After 4 Years, Looking Back on My Arcadia Experience
In the weeks leading up to my first day of college, my parents told me, “The next four years of your life will go by in a blink of an eye, so enjoy it.” After four of the most challenging and exciting years of my life, I can finally say this statement is as true as it comes. It may sound cliche to say, but I can remember the excitement of getting my room key to Knight Hall, Room 305-D. Not long after I hugged my parents goodbye, I began to meet friends that would have a greater impact on my life than anyone before. For the next four years, I would be sharing the happiest, saddest, and sometimes even the most boring moments of my life with them.

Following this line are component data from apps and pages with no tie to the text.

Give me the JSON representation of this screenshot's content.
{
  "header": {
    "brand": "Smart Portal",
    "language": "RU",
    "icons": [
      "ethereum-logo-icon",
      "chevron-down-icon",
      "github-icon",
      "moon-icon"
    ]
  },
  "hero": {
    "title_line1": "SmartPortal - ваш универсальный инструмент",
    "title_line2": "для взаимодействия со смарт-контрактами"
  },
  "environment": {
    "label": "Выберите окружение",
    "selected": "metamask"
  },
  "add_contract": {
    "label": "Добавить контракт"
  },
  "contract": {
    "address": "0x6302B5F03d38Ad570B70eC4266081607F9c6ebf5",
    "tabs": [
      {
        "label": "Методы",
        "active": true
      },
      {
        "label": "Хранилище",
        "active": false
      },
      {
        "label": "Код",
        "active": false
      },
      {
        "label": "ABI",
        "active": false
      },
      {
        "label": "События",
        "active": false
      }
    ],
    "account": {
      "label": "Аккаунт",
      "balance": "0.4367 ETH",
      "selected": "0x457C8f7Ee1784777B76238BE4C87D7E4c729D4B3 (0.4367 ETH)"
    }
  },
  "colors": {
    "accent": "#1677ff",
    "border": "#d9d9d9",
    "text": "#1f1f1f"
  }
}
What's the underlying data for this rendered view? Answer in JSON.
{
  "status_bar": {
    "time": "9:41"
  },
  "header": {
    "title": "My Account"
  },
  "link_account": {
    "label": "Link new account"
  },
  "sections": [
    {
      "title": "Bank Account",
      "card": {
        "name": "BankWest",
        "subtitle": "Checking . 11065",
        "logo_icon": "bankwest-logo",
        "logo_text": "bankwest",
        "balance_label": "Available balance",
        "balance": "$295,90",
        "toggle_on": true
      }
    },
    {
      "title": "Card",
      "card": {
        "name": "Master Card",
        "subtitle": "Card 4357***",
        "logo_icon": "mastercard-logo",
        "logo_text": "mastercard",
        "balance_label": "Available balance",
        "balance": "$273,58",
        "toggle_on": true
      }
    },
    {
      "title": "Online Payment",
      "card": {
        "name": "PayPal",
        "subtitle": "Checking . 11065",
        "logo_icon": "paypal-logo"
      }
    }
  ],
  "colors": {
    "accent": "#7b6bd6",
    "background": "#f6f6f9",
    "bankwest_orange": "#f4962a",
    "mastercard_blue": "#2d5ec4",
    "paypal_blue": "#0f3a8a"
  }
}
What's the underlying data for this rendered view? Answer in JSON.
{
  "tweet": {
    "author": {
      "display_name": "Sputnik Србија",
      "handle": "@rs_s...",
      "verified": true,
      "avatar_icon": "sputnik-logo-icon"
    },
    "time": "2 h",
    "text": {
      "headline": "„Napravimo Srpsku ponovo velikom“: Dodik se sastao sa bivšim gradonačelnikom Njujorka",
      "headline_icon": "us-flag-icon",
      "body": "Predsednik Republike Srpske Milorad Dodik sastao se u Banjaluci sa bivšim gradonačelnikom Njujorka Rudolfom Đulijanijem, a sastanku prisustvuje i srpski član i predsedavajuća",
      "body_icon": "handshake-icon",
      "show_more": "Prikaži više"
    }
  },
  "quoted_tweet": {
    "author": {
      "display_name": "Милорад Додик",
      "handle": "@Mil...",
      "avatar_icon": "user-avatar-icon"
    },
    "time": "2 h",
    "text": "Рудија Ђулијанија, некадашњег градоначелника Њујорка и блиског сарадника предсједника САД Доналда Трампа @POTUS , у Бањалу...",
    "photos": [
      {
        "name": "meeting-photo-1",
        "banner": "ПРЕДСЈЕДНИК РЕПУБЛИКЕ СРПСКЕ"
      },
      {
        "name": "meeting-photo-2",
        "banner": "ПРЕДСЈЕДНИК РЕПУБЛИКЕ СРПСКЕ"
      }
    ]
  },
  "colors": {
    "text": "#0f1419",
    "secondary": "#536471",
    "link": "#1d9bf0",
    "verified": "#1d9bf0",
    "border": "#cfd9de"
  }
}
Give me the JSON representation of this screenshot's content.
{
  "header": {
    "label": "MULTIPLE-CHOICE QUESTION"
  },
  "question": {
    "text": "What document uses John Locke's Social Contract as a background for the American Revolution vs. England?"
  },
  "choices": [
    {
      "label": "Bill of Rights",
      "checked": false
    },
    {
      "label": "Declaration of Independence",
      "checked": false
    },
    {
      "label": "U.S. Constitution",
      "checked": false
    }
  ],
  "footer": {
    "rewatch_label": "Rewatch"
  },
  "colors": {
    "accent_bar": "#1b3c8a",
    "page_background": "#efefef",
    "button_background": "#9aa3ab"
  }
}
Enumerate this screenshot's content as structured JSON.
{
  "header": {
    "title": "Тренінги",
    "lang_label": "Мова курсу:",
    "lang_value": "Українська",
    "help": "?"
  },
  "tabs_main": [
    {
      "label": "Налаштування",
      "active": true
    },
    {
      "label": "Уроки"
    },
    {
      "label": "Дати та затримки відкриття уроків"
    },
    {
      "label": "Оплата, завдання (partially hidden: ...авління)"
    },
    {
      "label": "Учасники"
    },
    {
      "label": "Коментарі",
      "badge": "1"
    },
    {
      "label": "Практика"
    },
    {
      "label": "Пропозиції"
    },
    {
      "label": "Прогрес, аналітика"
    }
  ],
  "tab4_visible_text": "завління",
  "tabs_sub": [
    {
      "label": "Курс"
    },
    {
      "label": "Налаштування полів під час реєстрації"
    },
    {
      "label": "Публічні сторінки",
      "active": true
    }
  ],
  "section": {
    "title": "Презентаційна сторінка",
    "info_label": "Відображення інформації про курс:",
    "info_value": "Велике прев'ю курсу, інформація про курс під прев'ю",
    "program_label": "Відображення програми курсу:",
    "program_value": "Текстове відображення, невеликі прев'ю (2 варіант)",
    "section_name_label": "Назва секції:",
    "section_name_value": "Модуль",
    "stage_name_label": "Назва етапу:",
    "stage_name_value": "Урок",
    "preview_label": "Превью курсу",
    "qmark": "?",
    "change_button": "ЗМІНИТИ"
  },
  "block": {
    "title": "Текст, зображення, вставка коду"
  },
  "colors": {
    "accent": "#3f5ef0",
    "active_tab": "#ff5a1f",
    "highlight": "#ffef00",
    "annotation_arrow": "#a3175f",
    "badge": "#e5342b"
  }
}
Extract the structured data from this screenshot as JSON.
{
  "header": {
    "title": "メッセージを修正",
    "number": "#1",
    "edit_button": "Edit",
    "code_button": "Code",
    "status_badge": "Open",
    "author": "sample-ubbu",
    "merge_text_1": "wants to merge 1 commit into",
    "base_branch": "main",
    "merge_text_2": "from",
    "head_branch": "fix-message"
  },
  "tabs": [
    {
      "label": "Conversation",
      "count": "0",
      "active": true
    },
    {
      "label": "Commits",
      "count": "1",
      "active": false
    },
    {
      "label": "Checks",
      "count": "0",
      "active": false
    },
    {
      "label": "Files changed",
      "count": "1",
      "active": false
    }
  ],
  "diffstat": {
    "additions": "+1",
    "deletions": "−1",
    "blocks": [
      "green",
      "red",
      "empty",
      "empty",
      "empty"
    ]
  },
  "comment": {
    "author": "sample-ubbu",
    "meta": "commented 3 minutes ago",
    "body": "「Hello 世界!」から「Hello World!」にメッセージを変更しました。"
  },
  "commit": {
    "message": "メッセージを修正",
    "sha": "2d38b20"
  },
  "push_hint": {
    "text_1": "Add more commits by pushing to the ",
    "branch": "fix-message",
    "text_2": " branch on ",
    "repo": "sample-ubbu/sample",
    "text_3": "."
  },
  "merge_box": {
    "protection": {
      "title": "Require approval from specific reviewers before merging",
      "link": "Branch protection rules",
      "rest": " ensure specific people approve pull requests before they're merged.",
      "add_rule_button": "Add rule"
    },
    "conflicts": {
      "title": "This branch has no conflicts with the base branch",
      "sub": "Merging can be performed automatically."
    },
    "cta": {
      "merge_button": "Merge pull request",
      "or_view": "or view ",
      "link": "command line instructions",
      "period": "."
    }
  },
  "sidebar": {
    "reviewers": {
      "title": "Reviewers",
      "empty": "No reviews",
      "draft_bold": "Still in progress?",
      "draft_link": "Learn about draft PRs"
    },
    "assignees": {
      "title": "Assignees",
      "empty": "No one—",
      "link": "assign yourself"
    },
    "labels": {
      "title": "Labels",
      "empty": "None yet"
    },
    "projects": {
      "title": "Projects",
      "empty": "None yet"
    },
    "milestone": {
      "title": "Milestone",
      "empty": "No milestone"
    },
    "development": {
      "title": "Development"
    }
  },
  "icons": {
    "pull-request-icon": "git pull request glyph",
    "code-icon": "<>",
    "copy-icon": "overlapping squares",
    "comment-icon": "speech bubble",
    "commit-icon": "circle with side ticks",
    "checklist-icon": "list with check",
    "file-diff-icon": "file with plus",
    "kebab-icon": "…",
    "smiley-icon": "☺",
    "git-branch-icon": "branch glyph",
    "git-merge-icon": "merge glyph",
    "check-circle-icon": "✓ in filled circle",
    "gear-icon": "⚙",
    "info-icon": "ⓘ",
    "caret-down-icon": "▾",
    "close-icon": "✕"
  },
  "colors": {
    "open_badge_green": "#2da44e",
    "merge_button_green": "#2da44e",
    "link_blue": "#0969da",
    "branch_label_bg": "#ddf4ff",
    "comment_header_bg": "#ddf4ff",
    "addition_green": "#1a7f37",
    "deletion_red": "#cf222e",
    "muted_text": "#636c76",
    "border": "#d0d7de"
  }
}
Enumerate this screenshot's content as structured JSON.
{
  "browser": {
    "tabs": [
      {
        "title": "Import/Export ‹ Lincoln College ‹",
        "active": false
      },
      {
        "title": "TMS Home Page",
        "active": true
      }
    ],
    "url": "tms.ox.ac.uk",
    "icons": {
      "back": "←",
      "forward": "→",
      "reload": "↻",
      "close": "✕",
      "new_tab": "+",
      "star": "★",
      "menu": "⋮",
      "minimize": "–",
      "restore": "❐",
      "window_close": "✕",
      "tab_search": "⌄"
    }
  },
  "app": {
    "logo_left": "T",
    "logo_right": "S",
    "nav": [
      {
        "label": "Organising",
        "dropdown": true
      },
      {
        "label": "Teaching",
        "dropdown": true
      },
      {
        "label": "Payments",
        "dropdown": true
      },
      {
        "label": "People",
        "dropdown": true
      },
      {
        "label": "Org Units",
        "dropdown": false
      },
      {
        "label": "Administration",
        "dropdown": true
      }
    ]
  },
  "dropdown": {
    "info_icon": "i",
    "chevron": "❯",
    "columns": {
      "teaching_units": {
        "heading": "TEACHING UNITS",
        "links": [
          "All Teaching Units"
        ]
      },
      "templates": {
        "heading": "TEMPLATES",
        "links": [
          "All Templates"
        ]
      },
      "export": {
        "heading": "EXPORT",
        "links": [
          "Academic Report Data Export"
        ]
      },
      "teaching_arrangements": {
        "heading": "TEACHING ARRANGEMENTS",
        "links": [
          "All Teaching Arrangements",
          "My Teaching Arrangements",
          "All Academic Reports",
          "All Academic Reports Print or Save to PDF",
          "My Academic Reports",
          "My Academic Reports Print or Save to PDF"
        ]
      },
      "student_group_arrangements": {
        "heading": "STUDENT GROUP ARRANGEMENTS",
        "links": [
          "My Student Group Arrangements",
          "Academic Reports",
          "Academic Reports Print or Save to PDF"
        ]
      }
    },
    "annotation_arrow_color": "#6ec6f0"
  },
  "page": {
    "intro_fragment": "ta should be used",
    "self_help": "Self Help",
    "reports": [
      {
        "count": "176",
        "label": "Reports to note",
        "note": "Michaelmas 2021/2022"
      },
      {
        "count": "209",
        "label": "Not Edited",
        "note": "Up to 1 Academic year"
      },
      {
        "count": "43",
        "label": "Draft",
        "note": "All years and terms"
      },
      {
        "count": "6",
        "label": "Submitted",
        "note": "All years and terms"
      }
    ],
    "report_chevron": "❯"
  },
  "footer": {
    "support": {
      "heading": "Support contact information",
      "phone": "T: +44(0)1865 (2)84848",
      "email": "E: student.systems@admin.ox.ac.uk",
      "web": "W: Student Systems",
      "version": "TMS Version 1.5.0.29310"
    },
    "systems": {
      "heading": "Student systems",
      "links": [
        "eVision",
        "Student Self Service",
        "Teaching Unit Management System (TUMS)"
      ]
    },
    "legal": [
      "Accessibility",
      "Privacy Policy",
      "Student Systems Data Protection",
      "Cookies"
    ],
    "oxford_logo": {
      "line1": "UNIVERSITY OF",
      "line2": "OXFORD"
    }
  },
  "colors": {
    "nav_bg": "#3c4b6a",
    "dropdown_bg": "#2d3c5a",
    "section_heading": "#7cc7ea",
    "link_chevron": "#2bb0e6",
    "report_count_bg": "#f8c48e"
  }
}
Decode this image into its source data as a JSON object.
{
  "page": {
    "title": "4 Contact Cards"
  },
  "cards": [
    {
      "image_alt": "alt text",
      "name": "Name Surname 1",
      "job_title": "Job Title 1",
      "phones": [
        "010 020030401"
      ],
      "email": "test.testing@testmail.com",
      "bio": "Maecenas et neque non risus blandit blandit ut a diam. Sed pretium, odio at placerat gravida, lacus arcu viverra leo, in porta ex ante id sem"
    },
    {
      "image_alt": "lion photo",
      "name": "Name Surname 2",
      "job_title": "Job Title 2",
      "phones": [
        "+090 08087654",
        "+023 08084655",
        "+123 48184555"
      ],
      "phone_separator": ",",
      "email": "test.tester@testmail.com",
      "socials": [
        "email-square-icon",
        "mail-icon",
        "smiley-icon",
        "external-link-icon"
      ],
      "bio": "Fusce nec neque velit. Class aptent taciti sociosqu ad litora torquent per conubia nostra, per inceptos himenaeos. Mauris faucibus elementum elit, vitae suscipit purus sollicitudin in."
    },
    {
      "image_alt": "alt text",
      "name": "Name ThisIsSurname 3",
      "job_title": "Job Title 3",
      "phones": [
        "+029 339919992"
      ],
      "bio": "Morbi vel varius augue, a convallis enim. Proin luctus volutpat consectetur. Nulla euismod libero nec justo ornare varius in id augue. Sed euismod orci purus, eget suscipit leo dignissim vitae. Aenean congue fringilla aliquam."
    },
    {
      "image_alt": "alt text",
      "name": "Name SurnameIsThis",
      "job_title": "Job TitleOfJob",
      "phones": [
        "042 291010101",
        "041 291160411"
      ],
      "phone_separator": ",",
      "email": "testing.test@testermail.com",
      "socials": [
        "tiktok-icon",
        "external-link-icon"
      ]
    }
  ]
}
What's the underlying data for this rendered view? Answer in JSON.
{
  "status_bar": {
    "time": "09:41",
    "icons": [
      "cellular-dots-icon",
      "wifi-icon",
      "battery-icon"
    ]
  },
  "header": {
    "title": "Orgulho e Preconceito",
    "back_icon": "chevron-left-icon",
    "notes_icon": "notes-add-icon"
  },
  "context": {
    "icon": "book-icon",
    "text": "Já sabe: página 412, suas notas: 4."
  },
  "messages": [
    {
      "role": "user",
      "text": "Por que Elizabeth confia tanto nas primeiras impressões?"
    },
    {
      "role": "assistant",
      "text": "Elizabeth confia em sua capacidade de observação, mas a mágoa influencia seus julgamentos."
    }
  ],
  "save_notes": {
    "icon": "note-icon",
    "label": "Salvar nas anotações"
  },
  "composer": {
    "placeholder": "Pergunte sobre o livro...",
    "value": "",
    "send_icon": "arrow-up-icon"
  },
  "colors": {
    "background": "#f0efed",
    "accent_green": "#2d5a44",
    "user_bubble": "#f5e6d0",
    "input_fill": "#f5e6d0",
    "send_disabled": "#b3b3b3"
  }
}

My first year at Arcadia was filled with new experiences and breaking old habits. I was learning to be more of an adult and I made many mistakes along the way. I like to think of freshman year as the time to find who you are, find what you enjoy, and what path you might want to follow in life.
In high school, I wasn’t the best student. I slacked off, not doing my homework most of the time, and was content studying the same day as the test. These were things I wanted to change. It wasn’t something I was proud of or wanted in my future. Starting college gave me the opportunity to create a new name for myself, almost like a rebranding. From the first day, I was in the library studying for exams that were weeks away. This new attitude I adopted made me get called a nerd by my friends. I was so excited about their joke, too, because it meant I was succeeding with my goals.
My first year was sadly cut short by COVID, but I experienced a new state, city, friends, and attitude. My freshman year taught me what working hard meant and showed me that working hard doesn’t mean you can’t have a good time. After four years of school, I have never missed a weekend out with my friends because of schoolwork.
My sophomore year was the year of COVID, but I like to think of it as the year I learned what real self-control is. All of my classes were held over Zoom the entire year. During this time, I lived in a house down the street from the university with four of my friends. We had no lacrosse, no clubs, or meetings to attend. The only thing we had was our online classes.
Living in a place that is also supposed to be your academic environment proved to be more difficult than it sounds. While taking courses on Zoom, it was tempting to click off the screen to do something else, turn off my camera to go talk to my friends, and even not show up to class. This is something that most people can relate to during this time. However, I decided to take a loaded schedule with classes like organic chemistry, genetics, and comparative anatomy. The attitude of success I exhibited in my freshman year was harder to maintain during this time, but I believe it was a test of self-control.
During this time period, I actually had some of the most memorable experiences of my college career. The simplest things like cliff jumping in the Wissahickon River, sledding during snow storms, and even hiking the Appalachian Trail.
I have to admit right away, this was one of the most stressful years academically. I just came back from a summer of working two jobs seven days a week. I was burned out from the summer but had to make it through the academic year. I was taking more medical-based classes for graduate school, like human anatomy, human physiology, microbiology, and biochemistry. On top of that, I had to fill out my applications for Physician Assistant programs.
One of the biggest things I learned during this time was how to set priorities to achieve the goals I had set forth. From freshman year, I maintained a new attitude of being a “nerd” in hopes of becoming a Physician Assistant and this year I had to make big decisions to prioritize my dreams and goals. One of the biggest things I sacrificed was my collegiate athletic career on the men’s lacrosse team. The time I was spending between working, school, and sports made me tired and drained, especially coming off a full summer of working over 70 hours a week. I needed a mental break to prioritize myself and focus on the next chapter of my life. Leaving the team wasn’t something I wanted to do, but I knew I had to. Looking back on that decision over a year later, I am extremely happy with how I prioritized myself.
Although I am not done with my senior year yet, I look back at my freshman self and see how much I have changed. I have learned more about myself as a person and as an academic, but, most importantly I am happy with the decisions I made to get me here.
After applying to multiple universities for graduate school and receiving acceptance and interviews from Butler, Stanford, and Midwestern, I have made the decision to stay at Arcadia University for the next two years. Arcadia has shown me what a small community of amazing people can do for you and I cannot imagine another school coming close to what I have experienced here.
In my final semester, I have taken the opportunity to relax more than I usually would have and to enjoy more time with my friends and family. This last semester has truly opened my eyes to the opportunities and people Arcadia has to offer. I am truly thankful for all the people who have supported me throughout my college career, especially my friends and family and the faculty and staff here. Arcadia will always be a second home for me.